What happened

After the company reported fourth-quarter financials that were better than industry watchers were expecting, shares in Synergy Pharmaceuticals (NASDAQ:SGYP) skyrocketed 24% on Friday.

So what

Investors eagerly anticipating news regarding the company's progress in commercializing its first drug, Trulance, an FDA-approved treatment for chronic idiopathic constipation, weren't disappointed today.

A rocket soaring into outer space from earth.


Synergy Pharmaceuticals reported fourth-quarter sales of $9.4 million, and that was $2.3 million better than Wall Street analysts were forecasting. The company also reported a loss of $0.16 per share in the quarter that was $0.03 ahead of estimates. 

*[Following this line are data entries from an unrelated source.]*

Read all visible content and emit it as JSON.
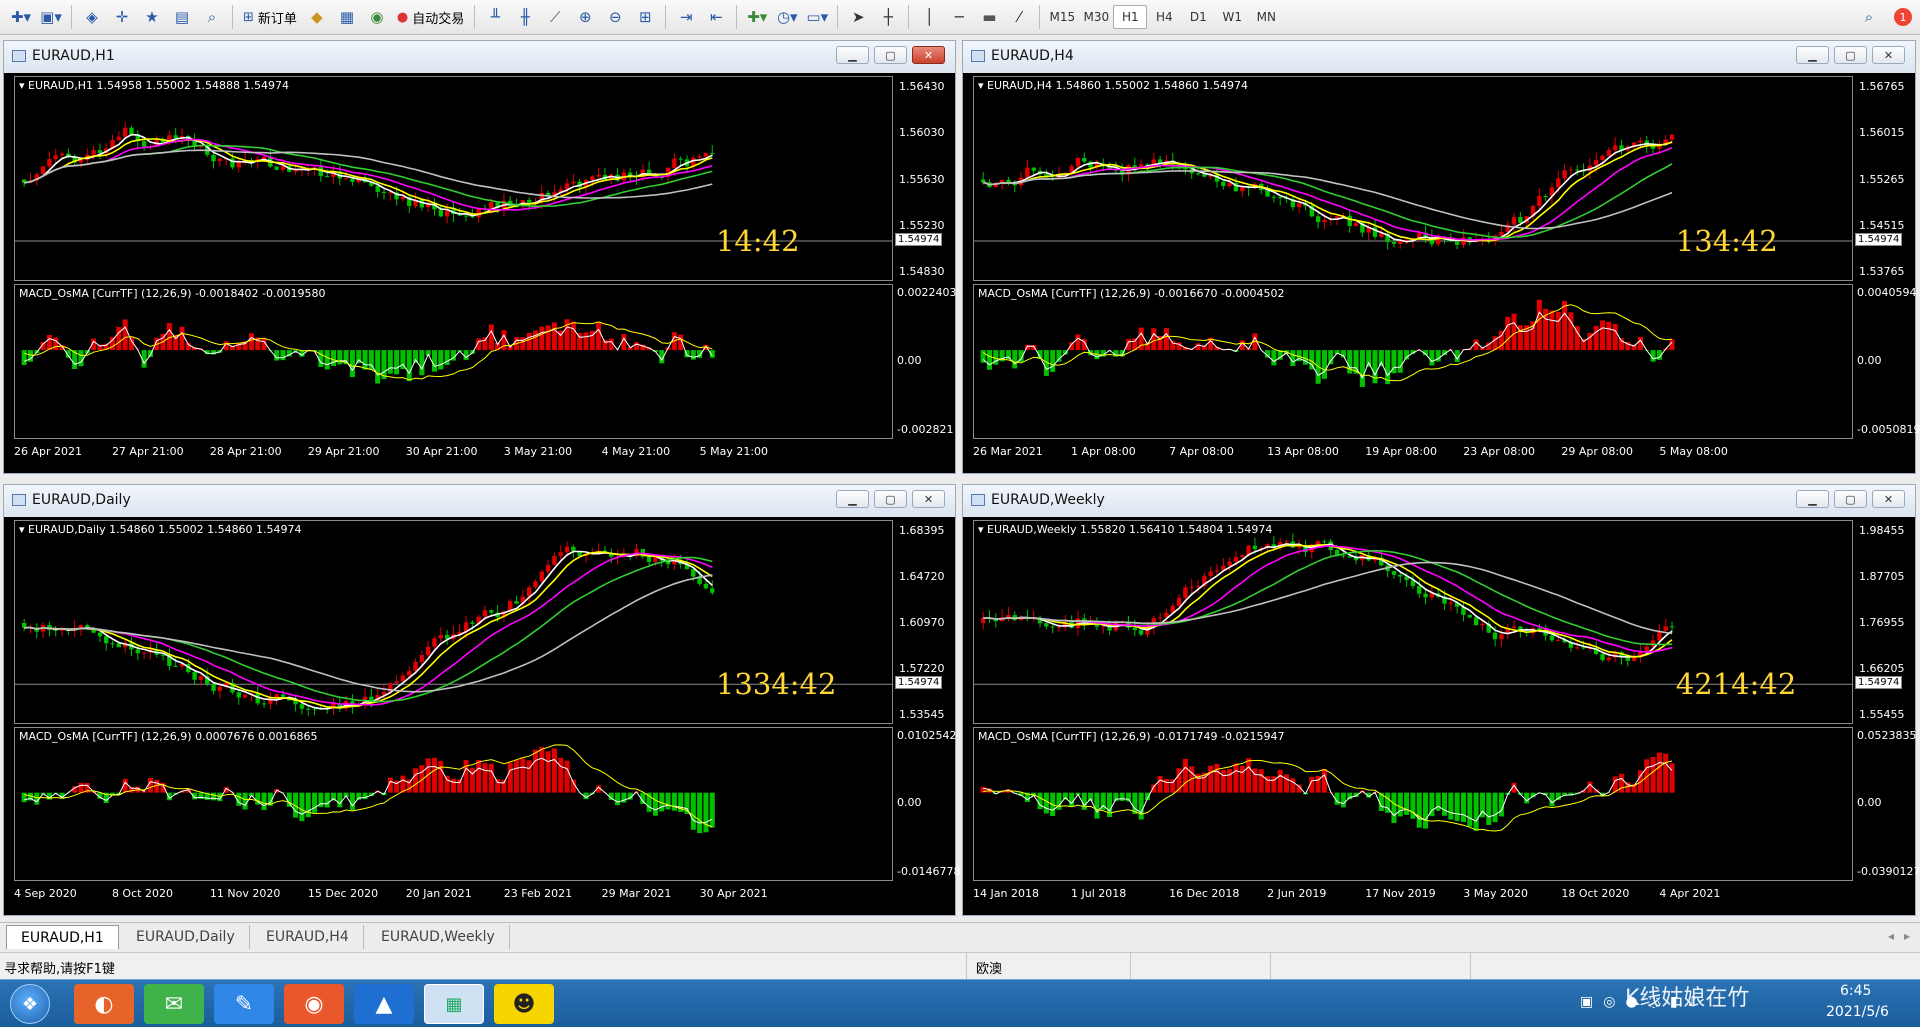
{
  "toolbar": {
    "new_order": "新订单",
    "auto_trade": "自动交易",
    "timeframes": [
      "M15",
      "M30",
      "H1",
      "H4",
      "D1",
      "W1",
      "MN"
    ],
    "active_tf": "H1",
    "notification_count": "1"
  },
  "windows": [
    {
      "title": "EURAUD,H1",
      "info": "EURAUD,H1  1.54958 1.55002 1.54888 1.54974",
      "prices": [
        "1.56430",
        "1.56030",
        "1.55630",
        "1.55230",
        "1.54830"
      ],
      "current": "1.54974",
      "timer": "14:42",
      "macd_label": "MACD_OsMA [CurrTF] (12,26,9) -0.0018402 -0.0019580",
      "macd_scale": [
        "0.0022403",
        "0.00",
        "-0.002821"
      ],
      "dates": [
        "26 Apr 2021",
        "27 Apr 21:00",
        "28 Apr 21:00",
        "29 Apr 21:00",
        "30 Apr 21:00",
        "3 May 21:00",
        "4 May 21:00",
        "5 May 21:00"
      ]
    },
    {
      "title": "EURAUD,H4",
      "info": "EURAUD,H4  1.54860 1.55002 1.54860 1.54974",
      "prices": [
        "1.56765",
        "1.56015",
        "1.55265",
        "1.54515",
        "1.53765"
      ],
      "current": "1.54974",
      "timer": "134:42",
      "macd_label": "MACD_OsMA [CurrTF] (12,26,9) -0.0016670 -0.0004502",
      "macd_scale": [
        "0.0040594",
        "0.00",
        "-0.0050819"
      ],
      "dates": [
        "26 Mar 2021",
        "1 Apr 08:00",
        "7 Apr 08:00",
        "13 Apr 08:00",
        "19 Apr 08:00",
        "23 Apr 08:00",
        "29 Apr 08:00",
        "5 May 08:00"
      ]
    },
    {
      "title": "EURAUD,Daily",
      "info": "EURAUD,Daily  1.54860 1.55002 1.54860 1.54974",
      "prices": [
        "1.68395",
        "1.64720",
        "1.60970",
        "1.57220",
        "1.53545"
      ],
      "current": "1.54974",
      "timer": "1334:42",
      "macd_label": "MACD_OsMA [CurrTF] (12,26,9) 0.0007676 0.0016865",
      "macd_scale": [
        "0.0102542",
        "0.00",
        "-0.0146778"
      ],
      "dates": [
        "4 Sep 2020",
        "8 Oct 2020",
        "11 Nov 2020",
        "15 Dec 2020",
        "20 Jan 2021",
        "23 Feb 2021",
        "29 Mar 2021",
        "30 Apr 2021"
      ]
    },
    {
      "title": "EURAUD,Weekly",
      "info": "EURAUD,Weekly  1.55820 1.56410 1.54804 1.54974",
      "prices": [
        "1.98455",
        "1.87705",
        "1.76955",
        "1.66205",
        "1.55455"
      ],
      "current": "1.54974",
      "timer": "4214:42",
      "macd_label": "MACD_OsMA [CurrTF] (12,26,9) -0.0171749 -0.0215947",
      "macd_scale": [
        "0.0523835",
        "0.00",
        "-0.0390127"
      ],
      "dates": [
        "14 Jan 2018",
        "1 Jul 2018",
        "16 Dec 2018",
        "2 Jun 2019",
        "17 Nov 2019",
        "3 May 2020",
        "18 Oct 2020",
        "4 Apr 2021"
      ]
    }
  ],
  "tabs": [
    "EURAUD,H1",
    "EURAUD,Daily",
    "EURAUD,H4",
    "EURAUD,Weekly"
  ],
  "status": {
    "help": "寻求帮助,请按F1键",
    "profile": "欧澳"
  },
  "taskbar": {
    "time": "6:45",
    "date": "2021/5/6",
    "watermark": "K线姑娘在竹"
  },
  "colors": {
    "bull": "#e00000",
    "bear": "#00c000",
    "ma_white": "#ffffff",
    "ma_yellow": "#ffff00",
    "ma_magenta": "#ff00ff",
    "ma_green": "#32cd32",
    "ma_gray": "#c0c0c0",
    "timer": "#ffd633"
  }
}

The top- and bottom-line beats are welcome news because the company's chosen to go-it-alone in marketing Trulance, which is not an inexpensive proposition given the drug competes against Linzess, a drug developed by Ironwood (NASDAQ: IRWD) that's licensed to the deep-pocketed Allergan (NYSE: AGN).

On a quarter-to-quarter basis, Synergy Pharmaceuticals' revenue was up nicely from the $5 million reported in the third quarter, and its $37 million net loss was a solid improvement from its $49 million loss in the prior quarter.

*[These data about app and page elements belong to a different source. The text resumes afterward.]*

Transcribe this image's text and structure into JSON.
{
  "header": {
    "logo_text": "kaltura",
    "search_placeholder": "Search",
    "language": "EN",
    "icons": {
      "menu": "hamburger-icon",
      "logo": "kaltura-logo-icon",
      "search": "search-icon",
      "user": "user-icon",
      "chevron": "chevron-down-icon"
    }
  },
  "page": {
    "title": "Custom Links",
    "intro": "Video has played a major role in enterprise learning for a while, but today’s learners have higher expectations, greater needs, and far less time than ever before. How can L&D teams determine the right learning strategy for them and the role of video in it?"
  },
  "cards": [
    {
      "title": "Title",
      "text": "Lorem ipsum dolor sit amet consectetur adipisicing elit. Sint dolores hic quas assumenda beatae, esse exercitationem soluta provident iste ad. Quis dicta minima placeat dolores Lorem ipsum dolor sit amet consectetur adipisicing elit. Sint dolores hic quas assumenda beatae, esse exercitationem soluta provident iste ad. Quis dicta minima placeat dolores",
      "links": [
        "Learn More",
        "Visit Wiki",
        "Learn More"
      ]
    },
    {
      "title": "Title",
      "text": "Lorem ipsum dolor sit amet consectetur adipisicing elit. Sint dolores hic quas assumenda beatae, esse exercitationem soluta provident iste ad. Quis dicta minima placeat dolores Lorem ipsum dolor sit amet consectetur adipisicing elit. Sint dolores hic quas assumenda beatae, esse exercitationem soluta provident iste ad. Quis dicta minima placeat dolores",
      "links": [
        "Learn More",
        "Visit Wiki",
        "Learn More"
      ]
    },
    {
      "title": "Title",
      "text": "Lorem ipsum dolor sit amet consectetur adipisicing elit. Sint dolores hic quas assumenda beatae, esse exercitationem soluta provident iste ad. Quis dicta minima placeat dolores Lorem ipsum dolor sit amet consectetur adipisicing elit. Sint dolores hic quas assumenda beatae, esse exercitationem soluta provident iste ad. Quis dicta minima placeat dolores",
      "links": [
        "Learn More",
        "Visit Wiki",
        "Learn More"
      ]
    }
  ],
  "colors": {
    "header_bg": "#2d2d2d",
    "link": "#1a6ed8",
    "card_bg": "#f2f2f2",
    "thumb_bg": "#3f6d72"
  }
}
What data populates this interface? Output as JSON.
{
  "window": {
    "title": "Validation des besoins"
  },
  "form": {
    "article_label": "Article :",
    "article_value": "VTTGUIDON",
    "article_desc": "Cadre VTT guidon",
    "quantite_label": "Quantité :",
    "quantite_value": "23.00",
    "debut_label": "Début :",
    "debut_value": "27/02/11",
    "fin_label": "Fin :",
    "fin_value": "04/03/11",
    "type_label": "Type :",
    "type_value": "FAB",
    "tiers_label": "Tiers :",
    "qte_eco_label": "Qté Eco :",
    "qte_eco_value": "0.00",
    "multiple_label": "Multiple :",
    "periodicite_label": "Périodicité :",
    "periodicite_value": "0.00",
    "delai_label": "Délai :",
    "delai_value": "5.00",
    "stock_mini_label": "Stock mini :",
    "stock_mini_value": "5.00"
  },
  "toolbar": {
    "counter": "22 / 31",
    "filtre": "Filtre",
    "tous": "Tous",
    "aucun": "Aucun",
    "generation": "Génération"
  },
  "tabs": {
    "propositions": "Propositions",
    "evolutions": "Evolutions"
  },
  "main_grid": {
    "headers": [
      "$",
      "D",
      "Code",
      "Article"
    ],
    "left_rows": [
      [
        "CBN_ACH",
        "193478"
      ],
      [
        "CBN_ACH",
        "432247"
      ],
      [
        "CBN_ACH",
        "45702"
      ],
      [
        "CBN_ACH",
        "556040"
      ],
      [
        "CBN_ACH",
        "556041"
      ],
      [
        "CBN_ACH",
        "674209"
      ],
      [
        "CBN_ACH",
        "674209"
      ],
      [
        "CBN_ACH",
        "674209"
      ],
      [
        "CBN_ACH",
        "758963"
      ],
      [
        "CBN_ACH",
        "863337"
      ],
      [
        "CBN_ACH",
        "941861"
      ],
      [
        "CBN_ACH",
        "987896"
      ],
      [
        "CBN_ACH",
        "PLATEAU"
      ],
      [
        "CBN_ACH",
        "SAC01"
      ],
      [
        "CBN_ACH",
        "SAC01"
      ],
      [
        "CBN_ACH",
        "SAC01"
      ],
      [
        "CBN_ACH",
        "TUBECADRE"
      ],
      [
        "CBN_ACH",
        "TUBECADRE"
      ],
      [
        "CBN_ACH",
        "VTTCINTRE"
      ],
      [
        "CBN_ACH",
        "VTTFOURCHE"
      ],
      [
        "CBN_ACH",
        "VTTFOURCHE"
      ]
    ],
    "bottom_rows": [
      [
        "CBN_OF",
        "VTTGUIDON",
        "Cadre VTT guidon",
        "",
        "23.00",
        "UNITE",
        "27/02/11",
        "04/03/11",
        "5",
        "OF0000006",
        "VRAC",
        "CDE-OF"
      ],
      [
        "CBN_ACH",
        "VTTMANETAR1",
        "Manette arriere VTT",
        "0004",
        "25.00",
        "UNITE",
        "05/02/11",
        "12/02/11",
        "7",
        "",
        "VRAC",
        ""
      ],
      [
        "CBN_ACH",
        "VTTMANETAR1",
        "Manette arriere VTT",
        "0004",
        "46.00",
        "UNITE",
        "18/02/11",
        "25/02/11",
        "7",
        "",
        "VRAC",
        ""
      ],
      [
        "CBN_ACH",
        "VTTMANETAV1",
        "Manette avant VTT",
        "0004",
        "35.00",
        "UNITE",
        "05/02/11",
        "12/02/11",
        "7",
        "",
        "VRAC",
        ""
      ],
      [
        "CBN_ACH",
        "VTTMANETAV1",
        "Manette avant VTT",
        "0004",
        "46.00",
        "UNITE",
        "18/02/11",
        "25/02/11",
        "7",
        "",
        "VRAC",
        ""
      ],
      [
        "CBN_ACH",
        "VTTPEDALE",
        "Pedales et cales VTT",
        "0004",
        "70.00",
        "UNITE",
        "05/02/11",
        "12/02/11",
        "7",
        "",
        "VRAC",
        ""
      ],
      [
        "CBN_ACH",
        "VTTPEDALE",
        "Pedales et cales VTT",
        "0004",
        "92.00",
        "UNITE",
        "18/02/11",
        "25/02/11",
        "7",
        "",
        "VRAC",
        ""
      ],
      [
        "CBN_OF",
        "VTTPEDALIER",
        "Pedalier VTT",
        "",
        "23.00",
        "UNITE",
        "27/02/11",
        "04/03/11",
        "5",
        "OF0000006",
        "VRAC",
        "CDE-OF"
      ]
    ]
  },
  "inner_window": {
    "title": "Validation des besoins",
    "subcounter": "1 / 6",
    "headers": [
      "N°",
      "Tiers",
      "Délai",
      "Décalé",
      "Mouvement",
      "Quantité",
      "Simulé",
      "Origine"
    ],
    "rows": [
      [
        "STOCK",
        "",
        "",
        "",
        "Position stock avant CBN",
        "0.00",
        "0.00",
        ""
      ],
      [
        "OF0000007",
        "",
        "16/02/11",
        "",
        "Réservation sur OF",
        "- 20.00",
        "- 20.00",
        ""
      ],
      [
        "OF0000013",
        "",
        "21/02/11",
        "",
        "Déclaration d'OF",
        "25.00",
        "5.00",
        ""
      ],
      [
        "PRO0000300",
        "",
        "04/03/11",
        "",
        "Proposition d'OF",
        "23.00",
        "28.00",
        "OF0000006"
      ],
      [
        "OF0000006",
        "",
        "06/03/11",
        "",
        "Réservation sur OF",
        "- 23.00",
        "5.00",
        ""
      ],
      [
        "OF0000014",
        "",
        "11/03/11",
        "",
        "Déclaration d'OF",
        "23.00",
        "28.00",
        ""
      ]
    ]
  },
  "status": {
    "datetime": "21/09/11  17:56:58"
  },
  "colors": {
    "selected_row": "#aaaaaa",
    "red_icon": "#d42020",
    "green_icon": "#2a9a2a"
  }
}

Now what

The company came into the fourth quarter with $118 million in cash and equivalents, but equity offerings helped that figure improve to $137 million despite the company's big spending. Its cash burn, however, remains a concern. In 2017, net cash used in its operating activities was $213 million.

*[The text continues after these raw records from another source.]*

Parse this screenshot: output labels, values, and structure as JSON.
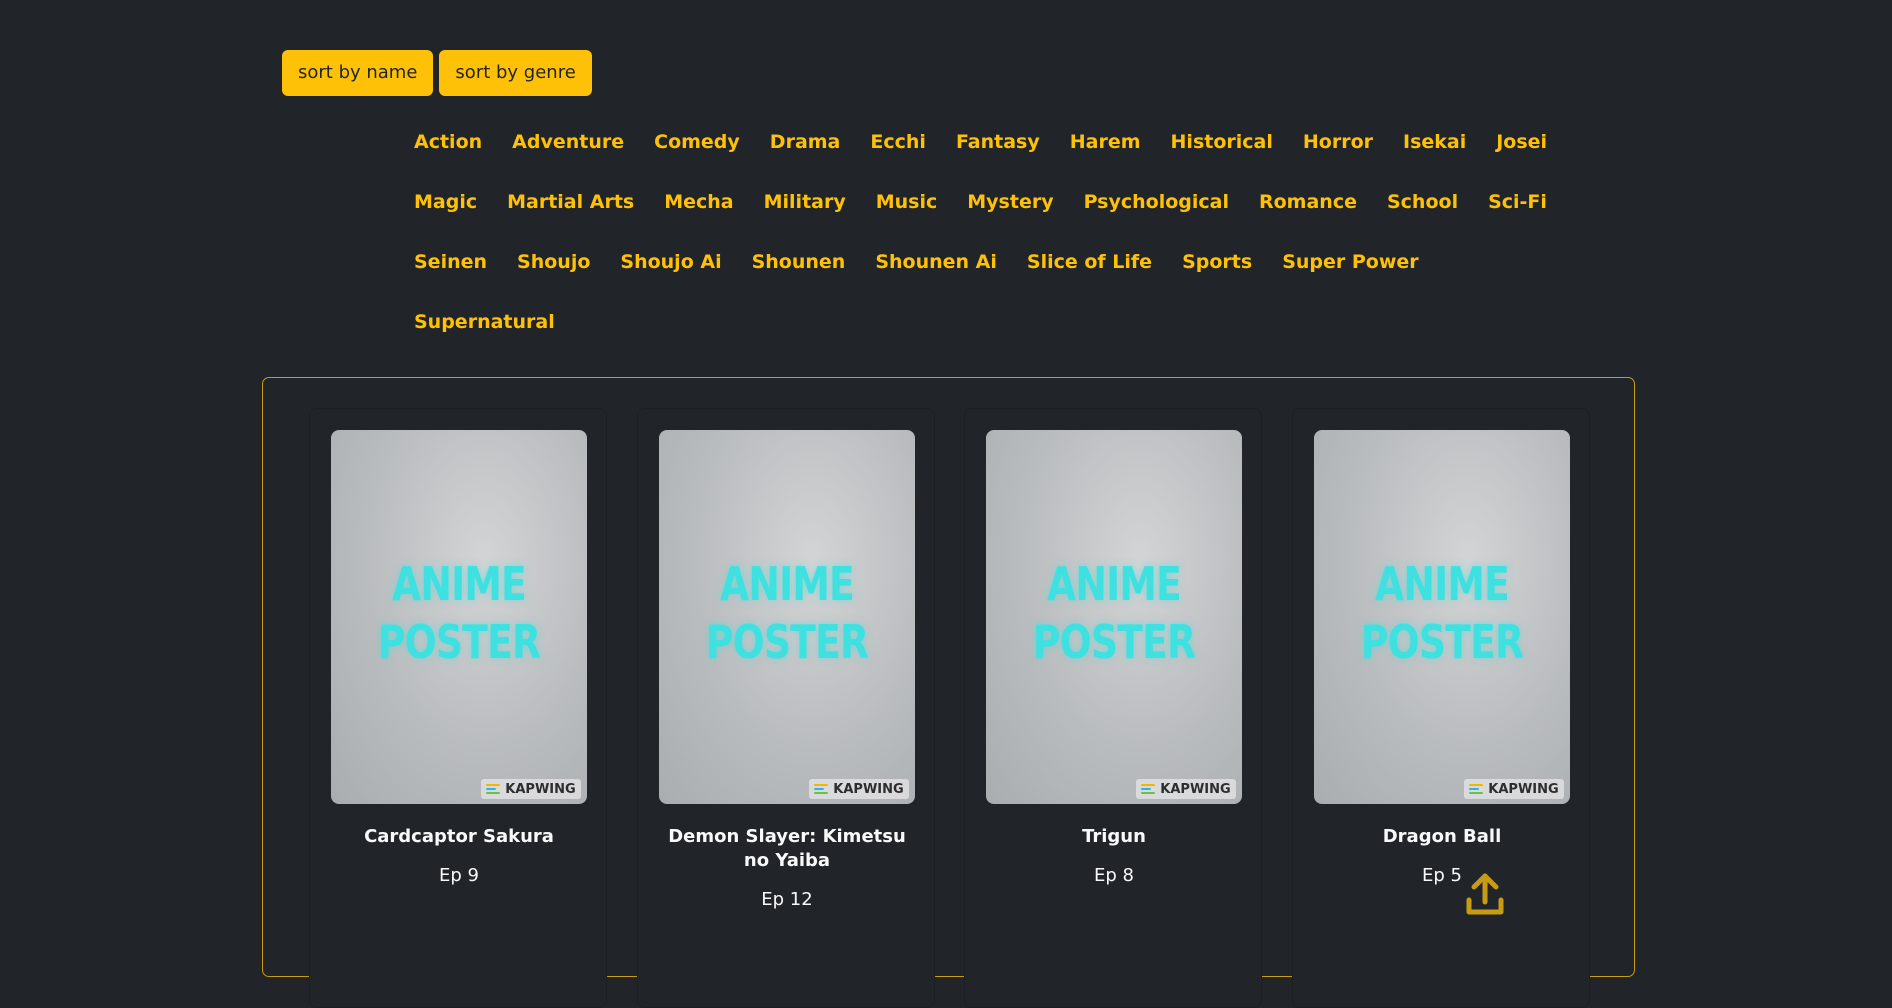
{
  "sort_bar": {
    "by_name_label": "sort by name",
    "by_genre_label": "sort by genre"
  },
  "genres": [
    [
      "Action",
      "Adventure",
      "Comedy",
      "Drama",
      "Ecchi",
      "Fantasy",
      "Harem",
      "Historical",
      "Horror",
      "Isekai",
      "Josei"
    ],
    [
      "Magic",
      "Martial Arts",
      "Mecha",
      "Military",
      "Music",
      "Mystery",
      "Psychological",
      "Romance",
      "School",
      "Sci-Fi"
    ],
    [
      "Seinen",
      "Shoujo",
      "Shoujo Ai",
      "Shounen",
      "Shounen Ai",
      "Slice of Life",
      "Sports",
      "Super Power"
    ],
    [
      "Supernatural"
    ]
  ],
  "poster": {
    "text_line1": "ANIME",
    "text_line2": "POSTER",
    "watermark": "KAPWING"
  },
  "anime_list": [
    {
      "title": "Cardcaptor Sakura",
      "episode": "Ep 9"
    },
    {
      "title": "Demon Slayer: Kimetsu no Yaiba",
      "episode": "Ep 12"
    },
    {
      "title": "Trigun",
      "episode": "Ep 8"
    },
    {
      "title": "Dragon Ball",
      "episode": "Ep 5"
    }
  ],
  "icons": {
    "scroll_top": "arrow-up-from-tray-icon"
  },
  "colors": {
    "background": "#212529",
    "accent": "#ffc107",
    "panel_border": "#c99a14",
    "text": "#f8f9fa",
    "poster_text": "#3fe0e0"
  }
}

In order to put this company into the black, Trulance's sales are going to have to climb considerably higher. Fortunately, the market opportunity is big. Linzess, which had sales of $701 million in 2017, only saw its sales increase 2% quarter-to-quarter in Q4, 2017, while Trulance's sales jumped 82%. The expansion of Trulance's label in January to include patients with irritable bowel syndrome constipation could allow it to compete even more effectively against Linzess this year.

Nevertheless, there's plenty of work left to do, and it's certainly possible that Synergy Pharmaceuticals will need to continue diluting investors' shares to raise more cash for its balance sheet. While the company's fourth-quarter performance is a solid step in the right direction, investors might want to remain on the sidelines. 

Todd Campbell has no position in any of the stocks mentioned. The Motley Fool has no position in any of the stocks mentioned. The Motley Fool has a disclosure policy.